„The Farm“ investigates how international land investments in Ethiopia change the social and environmental fabric of the Gambela region. It is part of our @landrushproject that documents global agriculture since 2007.
I always appreciate @cmaera ‘s ability to capture my personality through his still images. I was roaming around the Department of Transportation building yesterday scoping out the light in the area (most photogs shoot here at night with the bright lights). Anyone who’s shot alongside me knows I don’t wait up for anyone. The last thing I want is to miss a moment because I had to wait for the rest of the group to catch up. This is why I prefer working alone with no assistants, no big flashy gear, no lights, etc. Street photography is an incredibly fluid environment to work in and you have to constantly be observing everything and *everyone* around you. I don’t set up shots, get in people’s way, or otherwise let people know I’m a photographer (unless i’m taking someone’s portrait). I’m no one special and I prefer that assumption people might make of me. If I’m a nobody to the strangers around me, guess what, I’ve disappeared from their frame of mind. From there, i can “disappear” even further into my surroundings, weaving in and out of everyone’s peripheral vision while I shoot. I become part of the story. This is where I’m the happiest and most creative. Shooting and documenting weddings for 5 years, I’m continuously refining my approach of how to shoot and interact with complete strangers I’ve never seen or met before, unposed and CANDIDLY. The most true, human emotions come out when you let the scene play out as it will. My aim is to photograph people just being people. In a world where Instagram has become a popularity contest, full of fakeness and presets, my aim is to bring some truth back into my own work. To tell the true story and to document the #RealMoments that we all live. ⚡️⚡️⚡️📸
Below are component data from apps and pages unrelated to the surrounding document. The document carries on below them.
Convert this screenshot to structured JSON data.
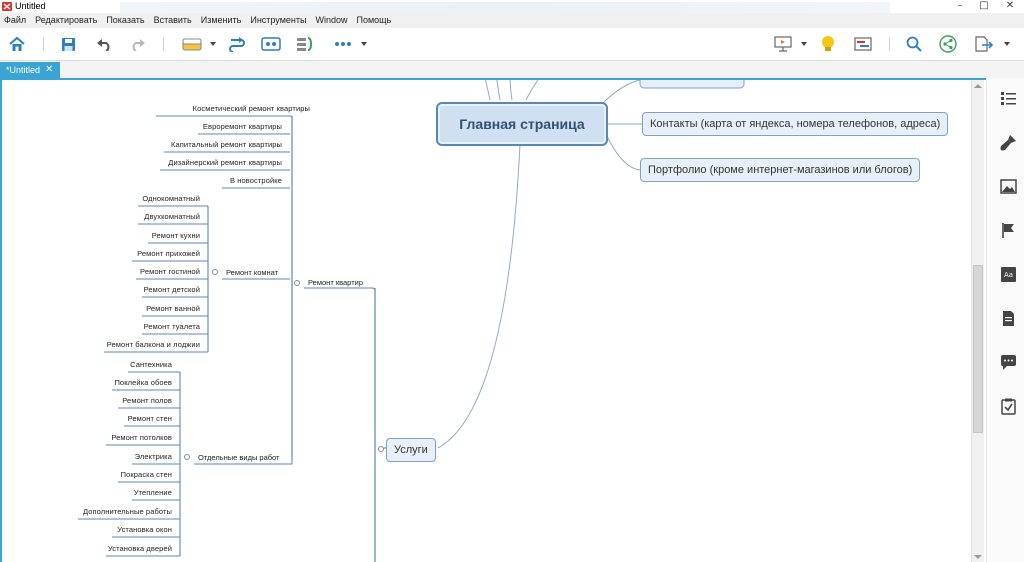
{
  "window": {
    "title": "Untitled",
    "minimize": "–",
    "maximize": "□",
    "close": "✕"
  },
  "menu": [
    "Файл",
    "Редактировать",
    "Показать",
    "Вставить",
    "Изменить",
    "Инструменты",
    "Window",
    "Помощь"
  ],
  "toolbar": {
    "icons": [
      "home-icon",
      "save-icon",
      "undo-icon",
      "redo-icon",
      "topic-icon",
      "relationship-icon",
      "summary-icon",
      "boundary-icon",
      "more-icon",
      "presentation-icon",
      "idea-icon",
      "gantt-icon",
      "search-icon",
      "share-icon",
      "export-icon"
    ]
  },
  "tabs": [
    {
      "label": "*Untitled",
      "active": true
    }
  ],
  "colors": {
    "accent": "#3aa4d4",
    "node_border": "#7fa2c7",
    "node_fill": "#e7f0f9",
    "line": "#5b87b8"
  },
  "mindmap": {
    "central": "Главная страница",
    "top_right": [
      "Контакты (карта от яндекса, номера телефонов, адреса)",
      "Портфолио (кроме интернет-магазинов или блогов)"
    ],
    "services": "Услуги",
    "renovation": "Ремонт квартир",
    "renovation_types": [
      "Косметический ремонт квартиры",
      "Евроремонт квартиры",
      "Капитальный ремонт квартиры",
      "Дизайнерский ремонт квартиры",
      "В новостройке"
    ],
    "rooms_group": "Ремонт комнат",
    "rooms": [
      "Однокомнатный",
      "Двухкомнатный",
      "Ремонт кухни",
      "Ремонт прихожей",
      "Ремонт гостиной",
      "Ремонт детской",
      "Ремонт ванной",
      "Ремонт туалета",
      "Ремонт балкона и лоджии"
    ],
    "works_group": "Отдельные виды работ",
    "works": [
      "Сантехника",
      "Поклейка обоев",
      "Ремонт полов",
      "Ремонт стен",
      "Ремонт потолков",
      "Электрика",
      "Покраска стен",
      "Утепление",
      "Дополнительные работы",
      "Установка окон",
      "Установка дверей"
    ]
  },
  "sidebar": {
    "icons": [
      "outline-icon",
      "format-brush-icon",
      "image-icon",
      "marker-flag-icon",
      "text-style-icon",
      "notes-icon",
      "comments-icon",
      "task-icon"
    ]
  }
}
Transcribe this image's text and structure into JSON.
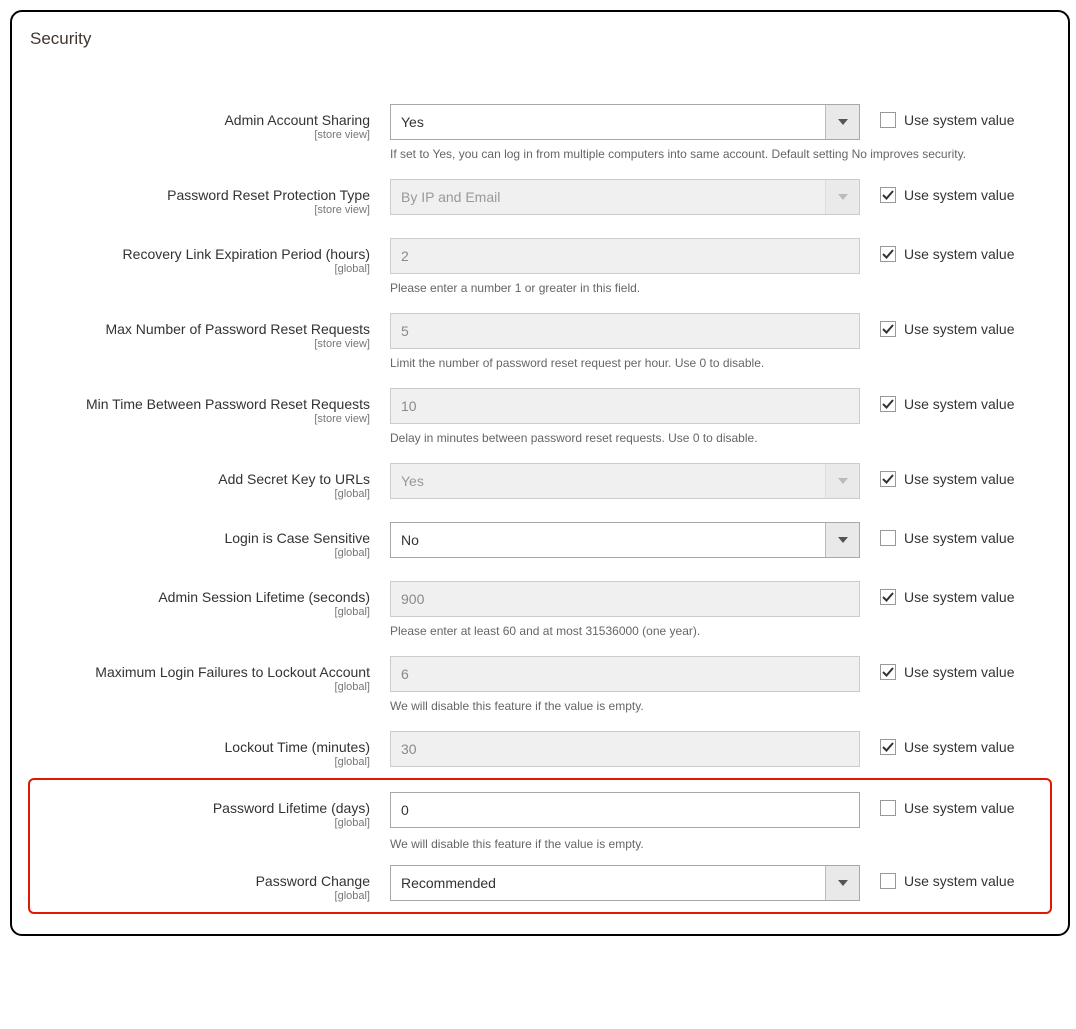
{
  "section_title": "Security",
  "use_system_value_label": "Use system value",
  "scope": {
    "store_view": "[store view]",
    "global": "[global]"
  },
  "fields": {
    "admin_sharing": {
      "label": "Admin Account Sharing",
      "scope": "store_view",
      "value": "Yes",
      "note": "If set to Yes, you can log in from multiple computers into same account. Default setting No improves security.",
      "use_system": false,
      "type": "select",
      "disabled": false
    },
    "pwd_reset_protection": {
      "label": "Password Reset Protection Type",
      "scope": "store_view",
      "value": "By IP and Email",
      "use_system": true,
      "type": "select",
      "disabled": true
    },
    "recovery_link_exp": {
      "label": "Recovery Link Expiration Period (hours)",
      "scope": "global",
      "value": "2",
      "note": "Please enter a number 1 or greater in this field.",
      "use_system": true,
      "type": "text",
      "disabled": true
    },
    "max_reset_requests": {
      "label": "Max Number of Password Reset Requests",
      "scope": "store_view",
      "value": "5",
      "note": "Limit the number of password reset request per hour. Use 0 to disable.",
      "use_system": true,
      "type": "text",
      "disabled": true
    },
    "min_time_between": {
      "label": "Min Time Between Password Reset Requests",
      "scope": "store_view",
      "value": "10",
      "note": "Delay in minutes between password reset requests. Use 0 to disable.",
      "use_system": true,
      "type": "text",
      "disabled": true
    },
    "secret_key": {
      "label": "Add Secret Key to URLs",
      "scope": "global",
      "value": "Yes",
      "use_system": true,
      "type": "select",
      "disabled": true
    },
    "login_case": {
      "label": "Login is Case Sensitive",
      "scope": "global",
      "value": "No",
      "use_system": false,
      "type": "select",
      "disabled": false
    },
    "session_lifetime": {
      "label": "Admin Session Lifetime (seconds)",
      "scope": "global",
      "value": "900",
      "note": "Please enter at least 60 and at most 31536000 (one year).",
      "use_system": true,
      "type": "text",
      "disabled": true
    },
    "max_login_failures": {
      "label": "Maximum Login Failures to Lockout Account",
      "scope": "global",
      "value": "6",
      "note": "We will disable this feature if the value is empty.",
      "use_system": true,
      "type": "text",
      "disabled": true
    },
    "lockout_time": {
      "label": "Lockout Time (minutes)",
      "scope": "global",
      "value": "30",
      "use_system": true,
      "type": "text",
      "disabled": true
    },
    "pwd_lifetime": {
      "label": "Password Lifetime (days)",
      "scope": "global",
      "value": "0",
      "note": "We will disable this feature if the value is empty.",
      "use_system": false,
      "type": "text",
      "disabled": false
    },
    "pwd_change": {
      "label": "Password Change",
      "scope": "global",
      "value": "Recommended",
      "use_system": false,
      "type": "select",
      "disabled": false
    }
  }
}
Wastepicker in her room in Mumbai (India). "I’m sorry for my crying, you are the first person who is interested in my life and my experiences. I feel so relieved now and I want to tell all the other women to share their stories because it makes you feel so much better." - Vrundavani